Your task » Output all of the listing, leaving every line exactly as written.

Materials provided »

[Start of Attachment]

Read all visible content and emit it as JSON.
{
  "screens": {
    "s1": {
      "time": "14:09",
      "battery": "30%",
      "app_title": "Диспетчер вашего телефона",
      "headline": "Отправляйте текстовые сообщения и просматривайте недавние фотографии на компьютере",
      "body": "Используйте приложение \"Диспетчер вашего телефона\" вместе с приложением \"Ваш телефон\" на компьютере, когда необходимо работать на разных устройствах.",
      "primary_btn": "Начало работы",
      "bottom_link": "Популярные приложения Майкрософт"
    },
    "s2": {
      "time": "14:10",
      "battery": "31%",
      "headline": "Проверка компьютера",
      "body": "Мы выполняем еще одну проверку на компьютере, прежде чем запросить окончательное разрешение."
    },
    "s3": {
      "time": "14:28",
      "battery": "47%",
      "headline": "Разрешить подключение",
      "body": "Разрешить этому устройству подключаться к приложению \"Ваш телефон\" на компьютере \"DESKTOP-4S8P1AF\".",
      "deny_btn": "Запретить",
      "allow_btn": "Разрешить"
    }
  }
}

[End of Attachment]

Answer for the task »
Read all visible content and emit it as JSON.
{
  "screens": {
    "s1": {
      "time": "14:09",
      "battery": "30%",
      "app_title": "Диспетчер вашего телефона",
      "headline": "Отправляйте текстовые сообщения и просматривайте недавние фотографии на компьютере",
      "body": "Используйте приложение \"Диспетчер вашего телефона\" вместе с приложением \"Ваш телефон\" на компьютере, когда необходимо работать на разных устройствах.",
      "primary_btn": "Начало работы",
      "bottom_link": "Популярные приложения Майкрософт"
    },
    "s2": {
      "time": "14:10",
      "battery": "31%",
      "headline": "Проверка компьютера",
      "body": "Мы выполняем еще одну проверку на компьютере, прежде чем запросить окончательное разрешение."
    },
    "s3": {
      "time": "14:28",
      "battery": "47%",
      "headline": "Разрешить подключение",
      "body": "Разрешить этому устройству подключаться к приложению \"Ваш телефон\" на компьютере \"DESKTOP-4S8P1AF\".",
      "deny_btn": "Запретить",
      "allow_btn": "Разрешить"
    }
  }
}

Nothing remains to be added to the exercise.